Be careful what you bring into an audition—you may end up getting yourself into an embarrassing situation. A friend of mine once told me about an embarrassing experience he had auditioning for the Civic Orchestra of Chicago.
This friend of mine (I did not do this, I swear) had heard about the benefits of bringing a Mini Disc recorder into an audition and recording your playing for future playback. This was in the late 1990s when Mini Discs were the hippest thing since sliced bread. Nowadays people can use their iPod, iRiver, or other such MP3 player to do this, but in the 1990s the Mini Disc was an easy way to get a decent portable digital recording.
I often did this type of recording for auditions and found it to be very beneficial. I would put the Mini Disc player in my pocket and attach a lapel microphone to my belt. Nobody would notice that I was bringing a recording device in with me, and I learned a lot about my playing in auditions.
The biggest problem with bringing in a recording device is that it is yet another thing to think about during the audition process. Remembering to turn it on and deciding when to turn it on may not seem like a major detail, but it is one more thing to deal with in the auditionee’s already cluttered and nervous brain.
Anyway, this friend of mine didn’t own a Mini Disc player but still wanted to try recording his audition, so he bought a microcassette recorder (the kind that were popular in the 1980s—I always messed around with the one my dad owned) and some tapes. These recorders have pretty terrible playback, but they still give you a reasonable indication of your playing. Also, many are small enough to fit in a person’s pocket and be fairly unobtrusive.
The day before the audition he made sure that the microcassette recorder had fresh batteries and said a few things into the recorder to make sure that it was working. He then rewound the tape so that it would be ready to go for the audition.
He went in to the audition, which was held behind a screen. Joe Guastefeste, the Chicago Symphony principal bass, was the person who listened to all of the Civic Orchestra bass auditions, and he was behind that screen. My friend started by playing his solo Bach movement. Partway through the movement he realized that he had forgotten to turn on the tape recorder. He finished the movement and reached into his pocket to turn it on.

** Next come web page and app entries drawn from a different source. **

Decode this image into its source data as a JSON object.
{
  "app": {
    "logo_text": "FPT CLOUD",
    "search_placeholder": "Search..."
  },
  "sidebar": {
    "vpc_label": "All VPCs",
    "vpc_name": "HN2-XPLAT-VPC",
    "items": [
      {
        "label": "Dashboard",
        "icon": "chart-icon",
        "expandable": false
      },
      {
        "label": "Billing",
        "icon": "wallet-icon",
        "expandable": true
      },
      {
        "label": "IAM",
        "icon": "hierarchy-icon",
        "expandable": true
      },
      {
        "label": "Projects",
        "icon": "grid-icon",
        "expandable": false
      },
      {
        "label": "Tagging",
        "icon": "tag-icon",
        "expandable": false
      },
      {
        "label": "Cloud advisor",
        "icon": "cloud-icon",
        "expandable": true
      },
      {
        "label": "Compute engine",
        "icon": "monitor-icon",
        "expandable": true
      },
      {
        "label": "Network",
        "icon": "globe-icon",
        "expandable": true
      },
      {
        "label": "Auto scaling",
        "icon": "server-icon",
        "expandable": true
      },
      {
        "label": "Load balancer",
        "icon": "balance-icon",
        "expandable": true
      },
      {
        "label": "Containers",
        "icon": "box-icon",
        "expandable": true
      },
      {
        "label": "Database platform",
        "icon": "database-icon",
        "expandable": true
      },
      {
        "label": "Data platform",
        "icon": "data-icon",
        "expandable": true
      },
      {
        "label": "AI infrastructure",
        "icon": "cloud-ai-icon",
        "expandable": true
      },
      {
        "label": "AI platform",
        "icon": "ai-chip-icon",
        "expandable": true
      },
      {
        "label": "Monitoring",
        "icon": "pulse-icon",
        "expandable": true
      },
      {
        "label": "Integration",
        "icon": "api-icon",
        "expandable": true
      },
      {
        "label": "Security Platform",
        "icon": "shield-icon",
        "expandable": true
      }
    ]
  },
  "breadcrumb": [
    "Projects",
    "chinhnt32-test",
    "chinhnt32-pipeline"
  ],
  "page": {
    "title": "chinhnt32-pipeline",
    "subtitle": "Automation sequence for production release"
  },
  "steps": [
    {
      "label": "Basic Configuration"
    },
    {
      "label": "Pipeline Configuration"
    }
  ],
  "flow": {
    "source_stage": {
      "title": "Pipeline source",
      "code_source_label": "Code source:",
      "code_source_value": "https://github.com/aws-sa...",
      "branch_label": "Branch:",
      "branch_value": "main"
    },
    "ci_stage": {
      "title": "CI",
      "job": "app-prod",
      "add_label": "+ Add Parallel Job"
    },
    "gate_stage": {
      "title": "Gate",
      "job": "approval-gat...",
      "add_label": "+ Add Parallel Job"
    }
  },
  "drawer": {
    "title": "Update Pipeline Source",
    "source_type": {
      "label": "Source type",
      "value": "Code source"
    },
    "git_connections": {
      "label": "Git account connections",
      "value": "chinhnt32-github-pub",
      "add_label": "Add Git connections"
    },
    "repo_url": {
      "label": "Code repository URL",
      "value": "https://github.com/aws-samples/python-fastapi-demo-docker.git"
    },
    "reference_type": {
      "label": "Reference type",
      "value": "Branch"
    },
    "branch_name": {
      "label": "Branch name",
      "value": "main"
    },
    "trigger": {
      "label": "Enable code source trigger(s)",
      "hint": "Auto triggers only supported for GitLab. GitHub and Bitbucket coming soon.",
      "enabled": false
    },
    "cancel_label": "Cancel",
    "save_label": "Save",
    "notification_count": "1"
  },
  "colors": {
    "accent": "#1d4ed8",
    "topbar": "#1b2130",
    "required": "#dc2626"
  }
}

Unfortunately, the play button was right next to the record button on this microcassette recorder, and he hit play instead. The recorder started to play the test he had done the day before, and what came out was:
“Hoooooow’s it going??”
He frantically hit stop but then hit the rewind button, which resulted in some high-pitched tape rewinding sound.
Imagine for a second what Joe Guastefeste must be thinking. The candidate plays his solo, and then a strange digital voice suddenly says, “How’s it going?” followed by some frantic weird sounds.
This sort of thing doesn’t do wonders for an auditionee’s mental focus, and the rest of the audition kind of went downhill from there. I would love to have been a fly on the wall for that audition!
Bass News Right To Your Inbox!
Subscribe to get our weekly newsletter covering the double bass world.